Exercise goal: Each line of the data below that holds the word "true" is to be reported in full.

[Collected data]
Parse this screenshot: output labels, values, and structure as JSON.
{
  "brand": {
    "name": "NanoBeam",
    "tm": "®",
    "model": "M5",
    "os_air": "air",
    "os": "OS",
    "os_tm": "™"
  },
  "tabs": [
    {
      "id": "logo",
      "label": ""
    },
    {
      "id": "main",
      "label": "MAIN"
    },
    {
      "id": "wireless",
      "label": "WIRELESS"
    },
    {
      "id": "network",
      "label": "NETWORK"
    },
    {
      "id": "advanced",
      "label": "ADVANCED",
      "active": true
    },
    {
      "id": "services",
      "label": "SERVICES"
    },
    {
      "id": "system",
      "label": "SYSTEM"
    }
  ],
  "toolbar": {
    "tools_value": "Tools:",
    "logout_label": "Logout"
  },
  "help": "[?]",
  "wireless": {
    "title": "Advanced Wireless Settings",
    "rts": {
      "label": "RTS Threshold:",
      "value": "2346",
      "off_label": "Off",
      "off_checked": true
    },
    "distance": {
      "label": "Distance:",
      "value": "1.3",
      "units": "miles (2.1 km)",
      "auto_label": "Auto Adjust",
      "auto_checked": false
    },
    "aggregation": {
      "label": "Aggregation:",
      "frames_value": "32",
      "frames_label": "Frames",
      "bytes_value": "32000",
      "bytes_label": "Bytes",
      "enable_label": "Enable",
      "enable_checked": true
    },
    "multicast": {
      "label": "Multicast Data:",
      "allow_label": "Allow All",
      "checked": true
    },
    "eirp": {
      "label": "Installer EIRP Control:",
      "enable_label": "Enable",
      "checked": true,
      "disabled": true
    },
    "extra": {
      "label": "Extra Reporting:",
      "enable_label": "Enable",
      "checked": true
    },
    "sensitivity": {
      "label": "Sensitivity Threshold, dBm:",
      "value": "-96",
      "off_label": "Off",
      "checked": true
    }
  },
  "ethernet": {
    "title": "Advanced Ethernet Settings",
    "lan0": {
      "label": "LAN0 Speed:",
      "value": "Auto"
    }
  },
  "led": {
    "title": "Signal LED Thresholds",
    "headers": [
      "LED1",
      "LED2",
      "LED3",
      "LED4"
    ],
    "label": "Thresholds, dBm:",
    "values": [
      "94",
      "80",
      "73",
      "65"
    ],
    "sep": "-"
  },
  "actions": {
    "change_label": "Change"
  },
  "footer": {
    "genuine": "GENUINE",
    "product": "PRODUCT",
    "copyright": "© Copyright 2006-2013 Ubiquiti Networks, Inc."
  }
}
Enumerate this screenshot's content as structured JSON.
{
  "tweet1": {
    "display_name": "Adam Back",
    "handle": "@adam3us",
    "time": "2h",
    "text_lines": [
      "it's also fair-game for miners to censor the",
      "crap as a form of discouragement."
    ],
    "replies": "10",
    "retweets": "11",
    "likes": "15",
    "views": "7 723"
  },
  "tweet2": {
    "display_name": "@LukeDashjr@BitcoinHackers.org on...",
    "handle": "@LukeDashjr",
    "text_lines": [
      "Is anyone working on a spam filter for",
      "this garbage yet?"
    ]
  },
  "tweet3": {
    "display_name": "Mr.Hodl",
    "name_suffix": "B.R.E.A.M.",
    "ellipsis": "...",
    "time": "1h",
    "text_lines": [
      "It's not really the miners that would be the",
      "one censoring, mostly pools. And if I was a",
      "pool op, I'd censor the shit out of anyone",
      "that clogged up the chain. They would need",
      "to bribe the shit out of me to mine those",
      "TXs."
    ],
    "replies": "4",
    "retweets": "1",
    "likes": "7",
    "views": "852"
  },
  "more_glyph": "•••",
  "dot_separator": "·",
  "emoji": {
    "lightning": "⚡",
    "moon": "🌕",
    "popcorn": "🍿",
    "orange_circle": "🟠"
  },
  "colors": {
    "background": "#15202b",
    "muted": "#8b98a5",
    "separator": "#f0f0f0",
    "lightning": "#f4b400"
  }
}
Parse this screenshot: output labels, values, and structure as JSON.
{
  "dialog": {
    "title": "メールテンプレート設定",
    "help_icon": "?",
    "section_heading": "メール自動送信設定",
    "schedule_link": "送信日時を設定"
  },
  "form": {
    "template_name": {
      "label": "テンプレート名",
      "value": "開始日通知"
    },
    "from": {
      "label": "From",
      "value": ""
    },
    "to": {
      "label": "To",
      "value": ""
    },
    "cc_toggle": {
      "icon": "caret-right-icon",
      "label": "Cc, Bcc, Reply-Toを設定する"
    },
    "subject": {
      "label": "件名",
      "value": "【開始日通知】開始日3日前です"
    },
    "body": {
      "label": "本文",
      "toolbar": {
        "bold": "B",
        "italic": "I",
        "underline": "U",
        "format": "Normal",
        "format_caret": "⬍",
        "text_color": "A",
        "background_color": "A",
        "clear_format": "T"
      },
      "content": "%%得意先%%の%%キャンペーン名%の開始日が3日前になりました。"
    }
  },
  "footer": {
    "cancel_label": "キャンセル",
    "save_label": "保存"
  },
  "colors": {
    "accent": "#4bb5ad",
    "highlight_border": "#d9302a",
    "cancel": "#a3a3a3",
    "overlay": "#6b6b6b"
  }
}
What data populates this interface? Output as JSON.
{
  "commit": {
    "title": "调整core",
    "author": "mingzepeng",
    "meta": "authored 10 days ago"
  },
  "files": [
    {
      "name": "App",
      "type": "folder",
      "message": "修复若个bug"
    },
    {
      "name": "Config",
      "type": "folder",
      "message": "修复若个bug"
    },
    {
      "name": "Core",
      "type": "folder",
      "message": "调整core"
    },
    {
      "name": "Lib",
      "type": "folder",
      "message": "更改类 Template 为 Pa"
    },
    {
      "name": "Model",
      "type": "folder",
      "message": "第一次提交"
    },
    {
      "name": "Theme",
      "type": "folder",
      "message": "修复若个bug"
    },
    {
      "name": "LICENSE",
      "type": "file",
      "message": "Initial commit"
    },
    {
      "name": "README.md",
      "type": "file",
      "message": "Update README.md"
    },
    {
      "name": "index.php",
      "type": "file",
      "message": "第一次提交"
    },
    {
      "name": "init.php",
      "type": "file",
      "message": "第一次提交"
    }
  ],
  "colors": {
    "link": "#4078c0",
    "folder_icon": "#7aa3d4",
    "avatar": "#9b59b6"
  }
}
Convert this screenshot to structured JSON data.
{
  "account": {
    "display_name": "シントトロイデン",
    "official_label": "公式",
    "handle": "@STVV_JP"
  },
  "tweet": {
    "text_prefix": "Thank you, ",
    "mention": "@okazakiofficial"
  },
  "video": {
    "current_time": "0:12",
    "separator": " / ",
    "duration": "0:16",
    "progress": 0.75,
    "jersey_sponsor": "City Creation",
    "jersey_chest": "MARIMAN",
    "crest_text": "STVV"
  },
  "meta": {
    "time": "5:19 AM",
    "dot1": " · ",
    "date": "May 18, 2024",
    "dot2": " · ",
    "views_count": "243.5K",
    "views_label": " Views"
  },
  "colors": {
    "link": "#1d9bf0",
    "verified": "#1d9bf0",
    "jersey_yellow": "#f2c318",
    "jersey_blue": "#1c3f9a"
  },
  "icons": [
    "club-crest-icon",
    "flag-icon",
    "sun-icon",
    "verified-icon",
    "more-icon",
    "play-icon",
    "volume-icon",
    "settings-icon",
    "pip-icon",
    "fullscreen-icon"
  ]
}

Task result:
      "active": true
      "off_checked": true
      "enable_checked": true
      "checked": true
      "checked": true,
      "disabled": true
      "checked": true
      "checked": true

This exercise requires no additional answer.